But what you see here is honey across the top edge, with the whiter caps. The dark yellow/orange caps are brood, and I think the more domed ones top left of the picture are drones – they’re getting ready for mating flights early. I didn’t do a full inspection, but saw no sign of queen cells. I’ll look more completely next time. The bag of candy on top of this one was almost completely empty, but I didn’t replace it as there was still plenty of stores, and as you can also see here, they’ve begun filling cell with pollen too – the open yellow ones.
The real reason I was there, other than checking their health and stores, was to swap the Super and Brood boxes back over again. We’d put the Brood on top over winter, as they prefer to start at the top and work down, and it made dripping in the acid that helps deal with the Verroa mites easier.
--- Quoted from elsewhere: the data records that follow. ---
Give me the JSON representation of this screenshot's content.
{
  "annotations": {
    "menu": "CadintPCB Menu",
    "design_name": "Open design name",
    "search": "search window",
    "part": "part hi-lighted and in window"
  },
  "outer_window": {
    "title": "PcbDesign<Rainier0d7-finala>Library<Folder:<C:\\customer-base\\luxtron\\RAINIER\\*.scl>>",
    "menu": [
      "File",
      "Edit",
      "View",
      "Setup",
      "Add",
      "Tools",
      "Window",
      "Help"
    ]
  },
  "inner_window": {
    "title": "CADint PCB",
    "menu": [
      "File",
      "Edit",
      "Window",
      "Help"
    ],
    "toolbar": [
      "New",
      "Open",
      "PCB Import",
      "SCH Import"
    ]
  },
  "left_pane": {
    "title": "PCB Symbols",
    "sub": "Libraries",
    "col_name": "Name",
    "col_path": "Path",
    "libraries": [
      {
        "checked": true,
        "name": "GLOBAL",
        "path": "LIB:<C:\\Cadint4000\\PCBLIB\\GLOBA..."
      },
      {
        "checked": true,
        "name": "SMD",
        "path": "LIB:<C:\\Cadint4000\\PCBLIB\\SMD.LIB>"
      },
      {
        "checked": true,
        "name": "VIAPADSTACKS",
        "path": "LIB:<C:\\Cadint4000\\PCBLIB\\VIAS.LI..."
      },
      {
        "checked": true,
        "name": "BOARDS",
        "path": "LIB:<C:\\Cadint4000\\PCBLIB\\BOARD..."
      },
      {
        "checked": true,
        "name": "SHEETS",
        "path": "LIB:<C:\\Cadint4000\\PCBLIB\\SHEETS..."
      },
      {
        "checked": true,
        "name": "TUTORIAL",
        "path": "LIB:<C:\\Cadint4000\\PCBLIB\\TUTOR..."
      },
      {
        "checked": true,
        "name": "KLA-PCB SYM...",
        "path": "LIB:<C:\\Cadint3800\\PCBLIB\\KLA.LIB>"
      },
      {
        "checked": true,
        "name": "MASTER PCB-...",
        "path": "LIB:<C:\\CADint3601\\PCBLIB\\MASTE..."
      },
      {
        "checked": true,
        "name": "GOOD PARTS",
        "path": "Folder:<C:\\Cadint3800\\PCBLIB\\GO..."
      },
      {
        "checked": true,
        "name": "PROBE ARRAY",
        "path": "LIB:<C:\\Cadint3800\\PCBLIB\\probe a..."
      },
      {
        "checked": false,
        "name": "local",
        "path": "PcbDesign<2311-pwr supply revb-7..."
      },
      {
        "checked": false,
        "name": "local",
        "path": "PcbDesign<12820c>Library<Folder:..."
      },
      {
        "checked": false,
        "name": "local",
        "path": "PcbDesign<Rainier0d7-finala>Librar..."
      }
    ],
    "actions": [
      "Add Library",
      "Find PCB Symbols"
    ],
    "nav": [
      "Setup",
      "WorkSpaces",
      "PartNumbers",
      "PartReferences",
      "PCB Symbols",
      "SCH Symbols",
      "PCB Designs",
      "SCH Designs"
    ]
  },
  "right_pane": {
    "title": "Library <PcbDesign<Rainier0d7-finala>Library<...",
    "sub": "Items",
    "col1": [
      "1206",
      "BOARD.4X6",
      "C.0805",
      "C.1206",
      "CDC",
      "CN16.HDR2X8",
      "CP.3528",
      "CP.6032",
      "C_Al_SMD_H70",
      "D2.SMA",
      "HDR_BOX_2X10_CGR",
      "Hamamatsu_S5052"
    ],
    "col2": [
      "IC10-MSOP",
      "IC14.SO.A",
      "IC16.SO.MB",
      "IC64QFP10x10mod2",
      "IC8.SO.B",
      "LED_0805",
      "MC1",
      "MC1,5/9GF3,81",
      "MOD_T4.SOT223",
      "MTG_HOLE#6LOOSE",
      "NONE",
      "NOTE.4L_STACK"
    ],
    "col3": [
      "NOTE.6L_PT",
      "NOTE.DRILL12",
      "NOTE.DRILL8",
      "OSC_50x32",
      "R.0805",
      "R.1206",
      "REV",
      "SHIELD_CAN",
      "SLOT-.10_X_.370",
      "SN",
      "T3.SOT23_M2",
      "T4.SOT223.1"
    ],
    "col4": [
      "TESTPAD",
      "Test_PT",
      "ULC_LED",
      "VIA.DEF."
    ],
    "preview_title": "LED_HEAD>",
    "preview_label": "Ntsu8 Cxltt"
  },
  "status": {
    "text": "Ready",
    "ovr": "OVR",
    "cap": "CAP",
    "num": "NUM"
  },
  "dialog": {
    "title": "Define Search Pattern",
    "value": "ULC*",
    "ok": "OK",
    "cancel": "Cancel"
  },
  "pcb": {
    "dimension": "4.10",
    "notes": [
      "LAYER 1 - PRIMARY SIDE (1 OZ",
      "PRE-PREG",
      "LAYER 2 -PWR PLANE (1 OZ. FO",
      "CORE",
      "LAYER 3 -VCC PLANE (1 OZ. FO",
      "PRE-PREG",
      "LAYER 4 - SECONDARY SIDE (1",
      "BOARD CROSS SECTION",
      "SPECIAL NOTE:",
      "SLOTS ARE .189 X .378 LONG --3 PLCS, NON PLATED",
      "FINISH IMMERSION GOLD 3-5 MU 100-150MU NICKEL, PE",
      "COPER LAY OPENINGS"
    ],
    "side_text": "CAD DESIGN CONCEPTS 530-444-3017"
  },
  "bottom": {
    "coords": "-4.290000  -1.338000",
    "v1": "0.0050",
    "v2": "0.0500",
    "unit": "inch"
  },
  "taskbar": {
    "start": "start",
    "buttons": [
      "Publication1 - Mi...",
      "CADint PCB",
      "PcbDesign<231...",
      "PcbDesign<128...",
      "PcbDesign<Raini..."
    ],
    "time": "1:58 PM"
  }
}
But we needed to put this right, and put the queen excluder in, before she got the chance to start laying brood where we want to be harvesting honey later…
So I dismantled the hive, cleaned the base, and put it back, Brood box first, then Super, with the queen excluder between, seen on the ground in brown above, and then checked to ensure she wasn’t already in the Super.
As you can see here. the comb in the Super had been eaten clean over the winter, and was ready for re-use, but had yet to receive any new stores. Perfect timing to switch it back to the top. They have plenty below, and prefer to store from the top, so should now start putting honey up here.
This hive then had the lid put back on, and we moved to the second one:
Given the colony was newer and went into the winter a lot smaller, it was still doing very well. There was more candy still in the bag under the lid, which I emptied onto the frame tops for them to deal with as they wish, and checked the Brood frames. The first I checked was pretty much empty, nearer me in the pictures, as shown below. But as I pulled out a frame from the other side I saw what I was looking for – plenty of new brood activity, as with the main hive. The frames in the Super though were also clean, so we switched those boxes over too.
This hive was then also put back together and strapped up tight. Next time I visit I’ll do a full inspection – hopefully with Emily there to help.